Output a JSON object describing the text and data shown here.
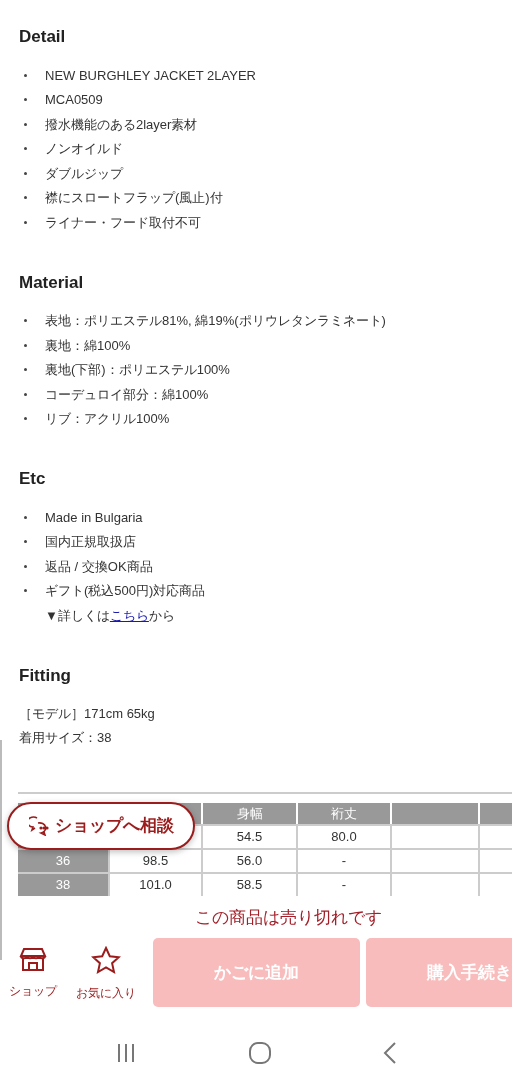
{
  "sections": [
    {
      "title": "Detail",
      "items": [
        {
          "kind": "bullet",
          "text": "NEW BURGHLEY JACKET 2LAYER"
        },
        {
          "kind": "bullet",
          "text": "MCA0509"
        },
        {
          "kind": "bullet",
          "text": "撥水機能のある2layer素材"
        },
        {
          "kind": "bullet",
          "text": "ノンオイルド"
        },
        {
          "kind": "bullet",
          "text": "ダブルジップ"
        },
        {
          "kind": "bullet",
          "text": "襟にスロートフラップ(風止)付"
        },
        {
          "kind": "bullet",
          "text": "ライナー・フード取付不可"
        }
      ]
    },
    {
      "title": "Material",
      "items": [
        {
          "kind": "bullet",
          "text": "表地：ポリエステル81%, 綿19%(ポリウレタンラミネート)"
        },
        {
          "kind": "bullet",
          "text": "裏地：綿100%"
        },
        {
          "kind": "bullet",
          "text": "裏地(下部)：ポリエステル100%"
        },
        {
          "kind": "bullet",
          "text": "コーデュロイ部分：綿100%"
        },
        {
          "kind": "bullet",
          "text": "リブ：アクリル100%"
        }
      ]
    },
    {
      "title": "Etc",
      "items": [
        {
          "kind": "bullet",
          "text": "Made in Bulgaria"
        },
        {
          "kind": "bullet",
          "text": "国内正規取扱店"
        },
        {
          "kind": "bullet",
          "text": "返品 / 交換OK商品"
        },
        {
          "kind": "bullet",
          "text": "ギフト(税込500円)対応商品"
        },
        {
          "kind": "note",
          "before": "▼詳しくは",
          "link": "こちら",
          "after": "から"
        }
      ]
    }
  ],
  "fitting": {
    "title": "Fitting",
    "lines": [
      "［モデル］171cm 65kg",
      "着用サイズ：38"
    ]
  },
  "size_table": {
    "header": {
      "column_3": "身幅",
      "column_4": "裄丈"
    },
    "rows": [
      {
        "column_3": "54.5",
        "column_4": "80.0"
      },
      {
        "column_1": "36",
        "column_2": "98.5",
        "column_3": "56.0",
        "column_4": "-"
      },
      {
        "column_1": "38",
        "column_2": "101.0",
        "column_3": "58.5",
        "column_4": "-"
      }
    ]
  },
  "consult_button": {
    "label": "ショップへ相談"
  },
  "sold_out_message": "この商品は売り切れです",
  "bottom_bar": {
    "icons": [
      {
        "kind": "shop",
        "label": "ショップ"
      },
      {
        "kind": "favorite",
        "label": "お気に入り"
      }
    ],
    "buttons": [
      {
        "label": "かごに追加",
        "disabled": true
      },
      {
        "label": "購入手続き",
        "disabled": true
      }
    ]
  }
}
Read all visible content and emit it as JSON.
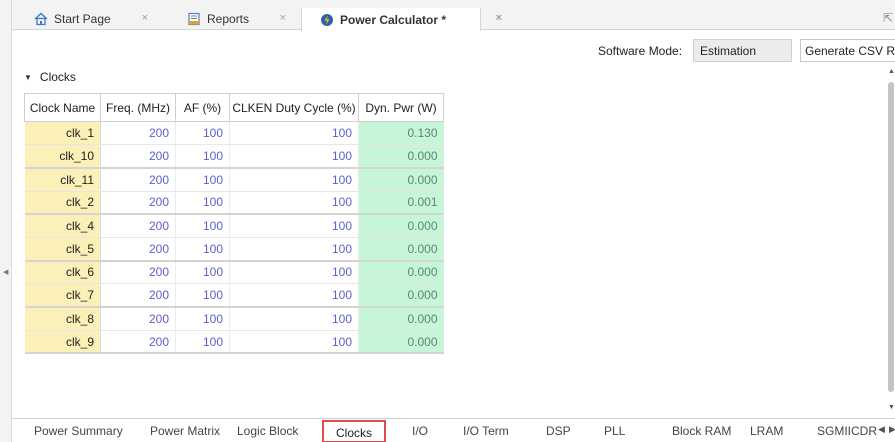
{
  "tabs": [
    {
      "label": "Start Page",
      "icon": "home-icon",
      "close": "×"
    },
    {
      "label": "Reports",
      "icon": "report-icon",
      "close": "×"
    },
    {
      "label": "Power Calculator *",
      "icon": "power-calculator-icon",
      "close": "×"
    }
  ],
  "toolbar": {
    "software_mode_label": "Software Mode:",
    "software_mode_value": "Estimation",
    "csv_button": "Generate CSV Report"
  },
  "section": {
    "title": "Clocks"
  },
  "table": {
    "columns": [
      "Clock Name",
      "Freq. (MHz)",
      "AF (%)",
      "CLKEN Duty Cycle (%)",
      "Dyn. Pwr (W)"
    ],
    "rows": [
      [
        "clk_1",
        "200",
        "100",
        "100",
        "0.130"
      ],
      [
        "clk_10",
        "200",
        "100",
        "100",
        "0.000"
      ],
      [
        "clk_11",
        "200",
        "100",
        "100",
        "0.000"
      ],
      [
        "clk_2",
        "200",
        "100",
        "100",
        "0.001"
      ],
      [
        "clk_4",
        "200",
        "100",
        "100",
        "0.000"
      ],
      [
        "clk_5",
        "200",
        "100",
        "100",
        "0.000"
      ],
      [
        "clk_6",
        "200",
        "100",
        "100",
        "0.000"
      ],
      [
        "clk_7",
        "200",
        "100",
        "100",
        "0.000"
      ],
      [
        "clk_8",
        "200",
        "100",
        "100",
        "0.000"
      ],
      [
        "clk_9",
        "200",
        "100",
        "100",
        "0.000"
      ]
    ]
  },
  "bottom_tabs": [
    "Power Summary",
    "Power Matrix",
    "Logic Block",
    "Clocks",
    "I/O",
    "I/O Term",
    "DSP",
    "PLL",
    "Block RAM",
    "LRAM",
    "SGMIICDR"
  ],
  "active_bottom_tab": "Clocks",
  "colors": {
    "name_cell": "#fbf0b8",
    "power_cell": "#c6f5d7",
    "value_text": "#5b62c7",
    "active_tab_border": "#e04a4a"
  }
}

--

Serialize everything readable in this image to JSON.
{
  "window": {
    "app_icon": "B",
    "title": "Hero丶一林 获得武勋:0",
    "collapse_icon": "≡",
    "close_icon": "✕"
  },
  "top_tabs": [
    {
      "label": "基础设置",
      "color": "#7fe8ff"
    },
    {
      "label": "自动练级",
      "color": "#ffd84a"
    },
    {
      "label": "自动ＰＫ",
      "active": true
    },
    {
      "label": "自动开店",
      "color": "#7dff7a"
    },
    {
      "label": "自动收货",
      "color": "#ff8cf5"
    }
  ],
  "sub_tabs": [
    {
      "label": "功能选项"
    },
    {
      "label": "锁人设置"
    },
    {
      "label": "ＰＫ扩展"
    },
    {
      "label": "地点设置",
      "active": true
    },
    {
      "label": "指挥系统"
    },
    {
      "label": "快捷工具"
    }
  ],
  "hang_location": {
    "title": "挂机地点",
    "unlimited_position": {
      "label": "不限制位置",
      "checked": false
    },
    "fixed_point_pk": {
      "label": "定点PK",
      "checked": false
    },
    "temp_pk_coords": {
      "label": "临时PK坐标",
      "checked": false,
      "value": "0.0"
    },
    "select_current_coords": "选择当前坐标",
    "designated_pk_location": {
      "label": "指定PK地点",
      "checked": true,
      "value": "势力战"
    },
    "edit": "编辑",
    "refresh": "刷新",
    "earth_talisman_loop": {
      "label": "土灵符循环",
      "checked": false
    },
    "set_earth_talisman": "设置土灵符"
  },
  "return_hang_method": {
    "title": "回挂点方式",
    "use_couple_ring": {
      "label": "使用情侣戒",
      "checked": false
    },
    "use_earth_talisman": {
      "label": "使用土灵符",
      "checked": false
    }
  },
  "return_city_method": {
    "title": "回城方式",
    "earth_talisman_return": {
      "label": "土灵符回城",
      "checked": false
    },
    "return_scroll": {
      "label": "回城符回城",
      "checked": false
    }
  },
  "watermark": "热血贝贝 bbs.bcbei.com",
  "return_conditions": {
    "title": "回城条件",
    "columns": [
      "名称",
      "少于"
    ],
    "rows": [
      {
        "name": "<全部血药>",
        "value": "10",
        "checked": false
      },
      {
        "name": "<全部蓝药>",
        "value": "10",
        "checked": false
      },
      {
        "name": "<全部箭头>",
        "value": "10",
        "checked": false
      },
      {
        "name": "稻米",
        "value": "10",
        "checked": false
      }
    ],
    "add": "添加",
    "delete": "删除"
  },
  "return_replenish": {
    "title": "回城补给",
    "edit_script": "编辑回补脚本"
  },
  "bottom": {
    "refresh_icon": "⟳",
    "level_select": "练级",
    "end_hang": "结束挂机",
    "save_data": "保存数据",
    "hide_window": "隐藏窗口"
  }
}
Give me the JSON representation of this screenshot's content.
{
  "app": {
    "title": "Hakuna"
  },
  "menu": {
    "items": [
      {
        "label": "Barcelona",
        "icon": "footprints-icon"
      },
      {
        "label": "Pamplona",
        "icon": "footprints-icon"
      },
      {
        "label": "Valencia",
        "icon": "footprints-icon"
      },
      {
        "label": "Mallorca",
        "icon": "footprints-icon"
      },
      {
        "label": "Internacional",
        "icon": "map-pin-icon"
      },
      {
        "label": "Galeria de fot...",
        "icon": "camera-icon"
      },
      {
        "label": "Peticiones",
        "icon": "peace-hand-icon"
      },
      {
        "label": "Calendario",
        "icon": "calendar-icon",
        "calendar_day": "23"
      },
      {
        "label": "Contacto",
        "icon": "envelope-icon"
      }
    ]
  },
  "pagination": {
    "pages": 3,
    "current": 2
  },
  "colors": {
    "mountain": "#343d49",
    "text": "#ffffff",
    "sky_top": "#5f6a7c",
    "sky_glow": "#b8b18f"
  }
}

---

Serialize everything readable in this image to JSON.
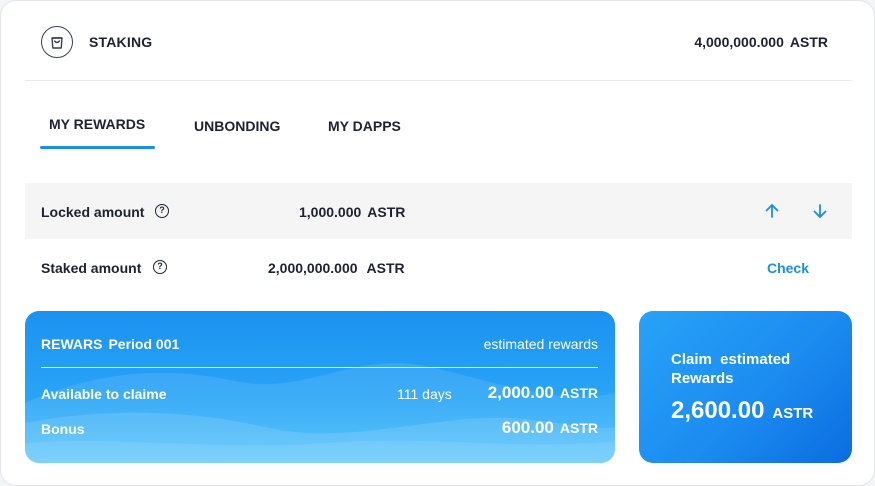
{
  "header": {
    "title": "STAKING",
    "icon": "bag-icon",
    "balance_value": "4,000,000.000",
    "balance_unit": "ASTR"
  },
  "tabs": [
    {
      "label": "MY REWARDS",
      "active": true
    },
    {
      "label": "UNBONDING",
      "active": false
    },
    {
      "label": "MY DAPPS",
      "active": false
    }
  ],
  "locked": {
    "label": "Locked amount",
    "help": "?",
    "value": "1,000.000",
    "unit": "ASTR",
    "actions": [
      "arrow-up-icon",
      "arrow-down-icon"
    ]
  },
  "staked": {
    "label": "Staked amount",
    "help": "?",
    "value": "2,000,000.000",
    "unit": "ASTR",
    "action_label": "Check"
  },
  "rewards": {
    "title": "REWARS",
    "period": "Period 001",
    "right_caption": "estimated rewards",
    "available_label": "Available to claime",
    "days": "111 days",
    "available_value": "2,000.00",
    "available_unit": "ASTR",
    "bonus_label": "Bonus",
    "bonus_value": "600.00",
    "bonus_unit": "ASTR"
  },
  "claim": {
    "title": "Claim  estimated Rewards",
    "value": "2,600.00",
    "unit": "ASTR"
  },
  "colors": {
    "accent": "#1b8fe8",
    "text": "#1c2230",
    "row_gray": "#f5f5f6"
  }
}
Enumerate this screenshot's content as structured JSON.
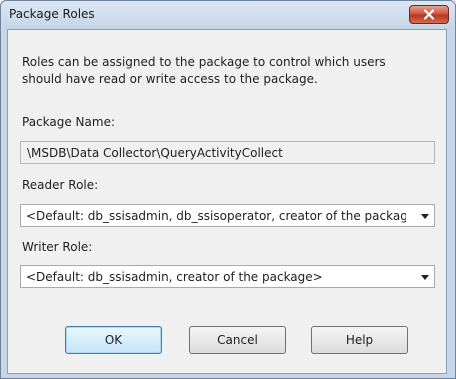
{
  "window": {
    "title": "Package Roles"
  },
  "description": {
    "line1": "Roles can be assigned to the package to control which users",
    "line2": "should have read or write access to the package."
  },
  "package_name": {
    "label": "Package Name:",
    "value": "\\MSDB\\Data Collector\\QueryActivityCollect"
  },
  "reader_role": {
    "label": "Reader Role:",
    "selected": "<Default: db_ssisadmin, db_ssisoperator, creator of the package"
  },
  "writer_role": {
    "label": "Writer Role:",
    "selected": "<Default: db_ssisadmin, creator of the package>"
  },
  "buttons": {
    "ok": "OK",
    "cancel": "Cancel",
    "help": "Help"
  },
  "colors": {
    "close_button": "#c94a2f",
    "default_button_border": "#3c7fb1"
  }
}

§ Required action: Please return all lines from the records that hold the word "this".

§ Response box:
Serialize everything readable in this image to JSON.
Give me the JSON representation of this screenshot's content.
Serialize everything readable in this image to JSON.
Enumerate this screenshot's content as structured JSON.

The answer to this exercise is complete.